Amazing words from the man who’s often described as the “architect” of the giant health-care fartburger that’s now landed on America’s plate. Contrary to popular belief, he didn’t call ObamaCare itself a “train wreck” back in the spring; his point at the time was that the law’s success depended upon convincing young, healthy, middle-class people to sign up. If HHS did that, everything would be grand. If they didn’t, it’d be a train wreck due to adverse selection: Insurers would be stuck with an influx of sick people signing up and no way to pay for it without healthy people handing over their premium money each month. The train wreck was conditional.

Six months later, he’s starting to see the train lights in the distance. What’s amazing about this clip is that Baucus, as “architect” of the law, surely understands as well as anyone that delaying the mandate would increase the risk of a wreck — and yet here he is, casually tossing the idea out there. No wonder insurers are getting fidgety:

The health care law essentially strikes a deal with insurance companies: They are required to cover people with preexisting conditions, and they can’t charge people more based on those conditions. Both of those policies will cost insurers money—potentially, a lot of it. So the law also includes three tools to minimize their financial risks: the individual mandate; subsidies to help people afford insurance; and a defined window to buy coverage.

If lawmakers start fiddling with those incentives, the equation gets worse for insurers. There are minor changes that the industry could probably weather, maybe easily. But just the idea of weakening those safeguards is enough to make insurers nervous. A handful of states tried in the 1990s to enforce guaranteed coverage, but without the safeguards that Obamacare includes for insurers. Premiums in those states skyrocketed, growing by double digits each year until they were so expensive that the reforms ended up increasing the number of uninsured people…

Although it sounds like a minor adjustment, the fact that there’s a defined open-enrollment period is a big deal for insurance companies.

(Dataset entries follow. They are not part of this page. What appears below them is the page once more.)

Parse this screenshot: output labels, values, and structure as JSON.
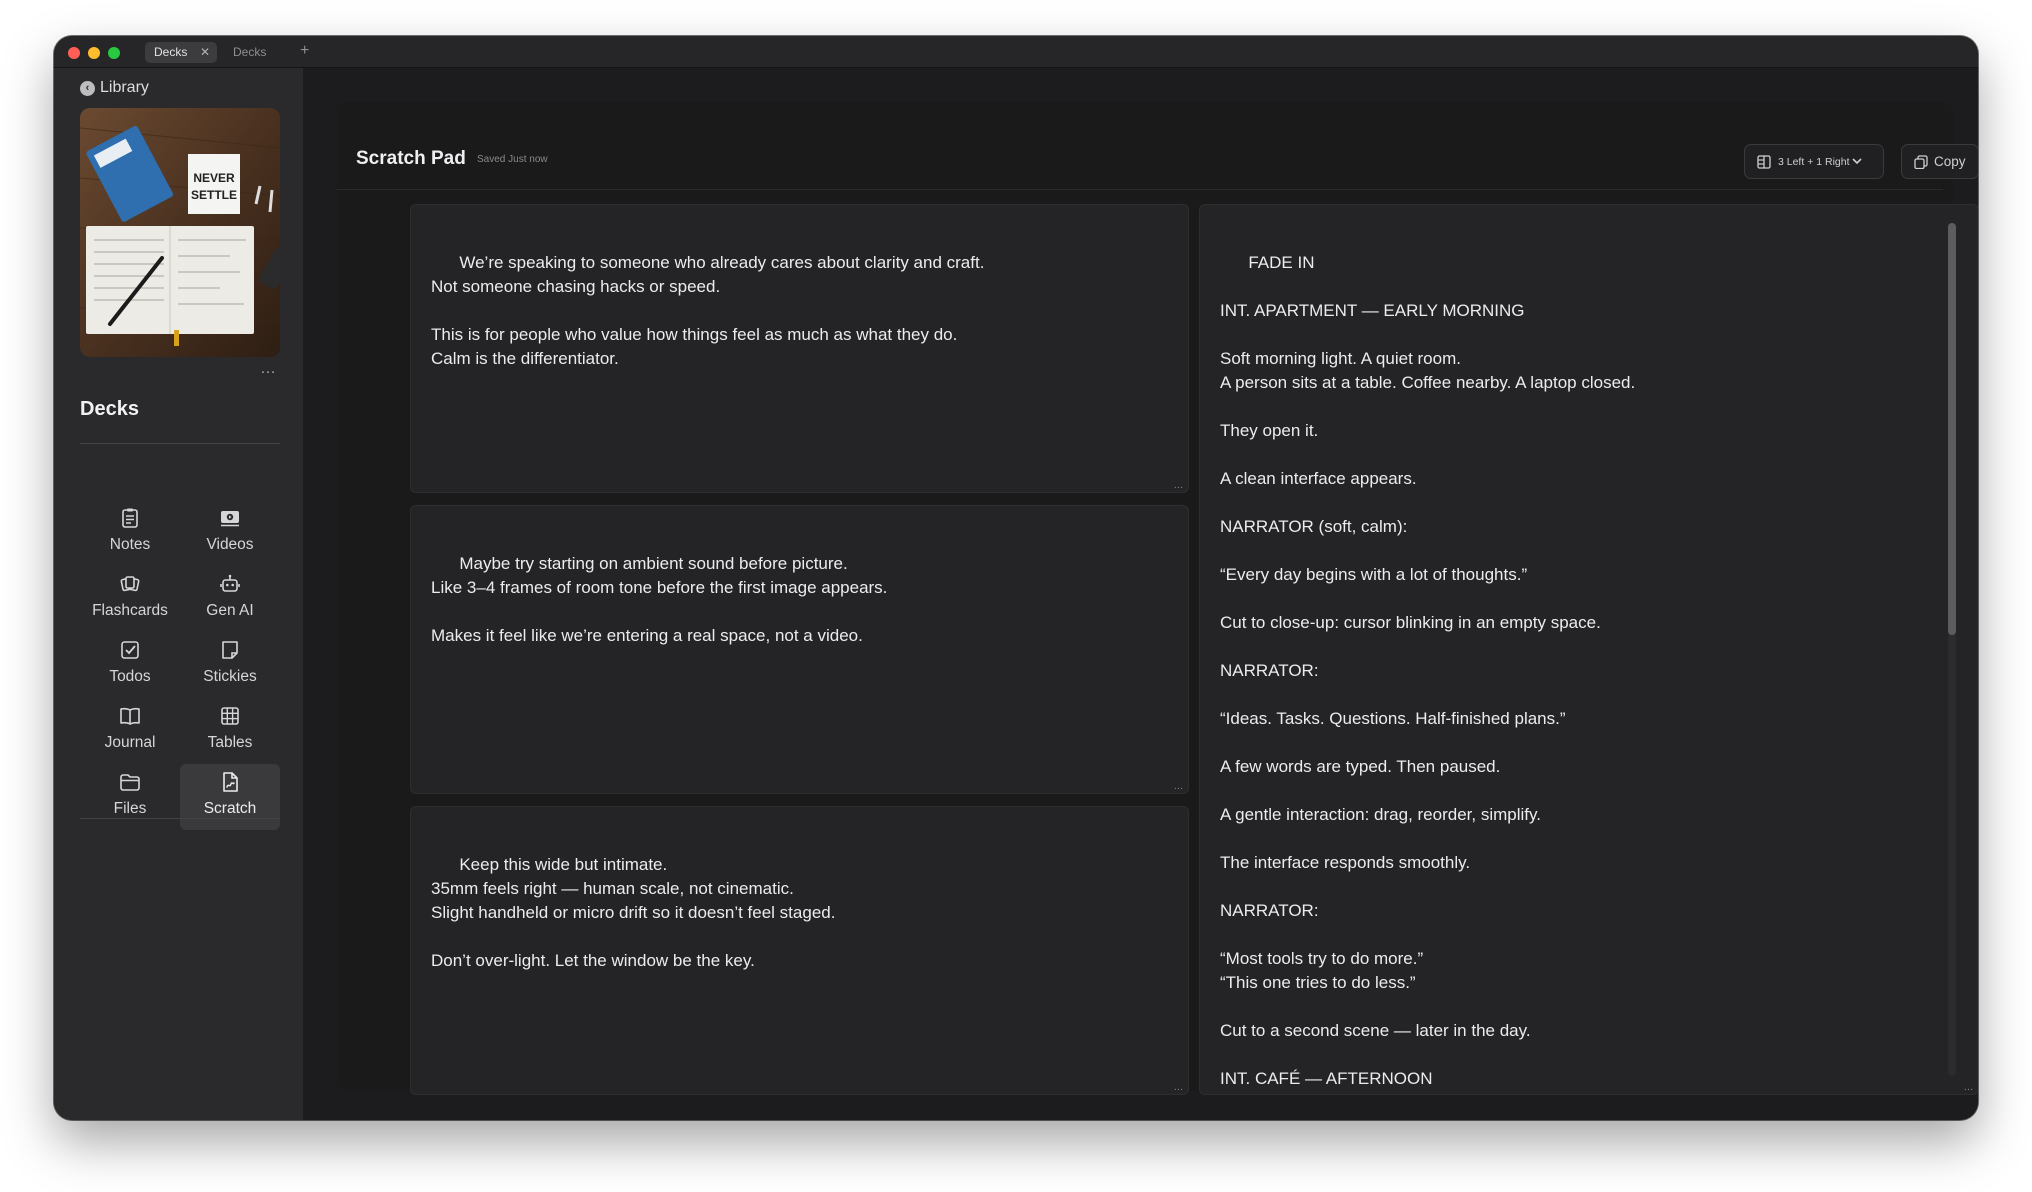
{
  "window": {
    "tabs": [
      {
        "label": "Decks",
        "close": "✕"
      },
      {
        "label": "Decks"
      }
    ],
    "new_tab": "+"
  },
  "sidebar": {
    "back_label": "Library",
    "cover_more": "…",
    "section_title": "Decks",
    "items": [
      {
        "label": "Notes",
        "icon": "notes-icon"
      },
      {
        "label": "Videos",
        "icon": "videos-icon"
      },
      {
        "label": "Flashcards",
        "icon": "flashcards-icon"
      },
      {
        "label": "Gen AI",
        "icon": "gen-ai-icon"
      },
      {
        "label": "Todos",
        "icon": "todos-icon"
      },
      {
        "label": "Stickies",
        "icon": "stickies-icon"
      },
      {
        "label": "Journal",
        "icon": "journal-icon"
      },
      {
        "label": "Tables",
        "icon": "tables-icon"
      },
      {
        "label": "Files",
        "icon": "files-icon"
      },
      {
        "label": "Scratch",
        "icon": "scratch-icon",
        "active": true
      }
    ]
  },
  "header": {
    "title": "Scratch Pad",
    "saved_status": "Saved Just now",
    "layout_label": "3 Left + 1 Right",
    "copy_label": "Copy"
  },
  "notes": [
    {
      "text": "We’re speaking to someone who already cares about clarity and craft.\nNot someone chasing hacks or speed.\n\nThis is for people who value how things feel as much as what they do.\nCalm is the differentiator."
    },
    {
      "text": "Maybe try starting on ambient sound before picture.\nLike 3–4 frames of room tone before the first image appears.\n\nMakes it feel like we’re entering a real space, not a video."
    },
    {
      "text": "Keep this wide but intimate.\n35mm feels right — human scale, not cinematic.\nSlight handheld or micro drift so it doesn’t feel staged.\n\nDon’t over-light. Let the window be the key."
    },
    {
      "text": "FADE IN\n\nINT. APARTMENT — EARLY MORNING\n\nSoft morning light. A quiet room.\nA person sits at a table. Coffee nearby. A laptop closed.\n\nThey open it.\n\nA clean interface appears.\n\nNARRATOR (soft, calm):\n\n“Every day begins with a lot of thoughts.”\n\nCut to close-up: cursor blinking in an empty space.\n\nNARRATOR:\n\n“Ideas. Tasks. Questions. Half-finished plans.”\n\nA few words are typed. Then paused.\n\nA gentle interaction: drag, reorder, simplify.\n\nThe interface responds smoothly.\n\nNARRATOR:\n\n“Most tools try to do more.”\n“This one tries to do less.”\n\nCut to a second scene — later in the day.\n\nINT. CAFÉ — AFTERNOON"
    }
  ],
  "resize_glyph": "…",
  "colors": {
    "accent_red": "#ff5f57",
    "accent_yellow": "#febc2e",
    "accent_green": "#28c840",
    "background": "#1c1c1e",
    "sidebar": "#2a2a2c"
  }
}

Extending the window would be “destabilizing” for insurers, Zirkelbach said.

Their primary goal is to cover as many people as possible who won’t file big claims. It’s the defined enrollment window, not the individual mandate, that prevents people from waiting to sign up for insurance until they’re on their way to the emergency room. So extending the window could make it easier for young, healthy people to go without insurance until they absolutely need it. “If these vital enrollment incentives were to change, the premiums health plans filed for next year would have to increase,” Zirkelbach said.

If the premiums next year increase so much that healthy people with insurance decide it’s cheaper to drop their coverage and just pay the fine instead, then voila — you’ve got your first downward turn in the fabled industry death spiral. And here’s Baucus, hinting that he might vote for a mandate delay a few months from now that would make that more likely. Even more amazing, he has nothing to gain personally from pushing delay. He announced months ago that he’s retiring at the end of this term so, unlike other red-state Dems like Pryor, Landrieu, et al, he doesn’t have to worry about being tossed out on his ear by angry voters in an anti-ObamaCare backlash. Given his role in crafting the law and his unaccountability to voters, he’s actually perfectly positioned to be the White House’s Senate point man in explaining that delay is potentially very bad and that such things shouldn’t even be spoken of until months have passed and it’s the only option left. As it is, he’s helping to mainstream the idea of delay by floating it as a possibility, which not only puts Obama in a tougher spot later but gives the GOP a foothold in arguing that the whole law should be put off so as to minimize the adverse selection problem. Mystifying. And proof, I guess, of just how toxic ObamaCare’s suddenly become. Even a guy who has no reason to distance himself from it is inching away.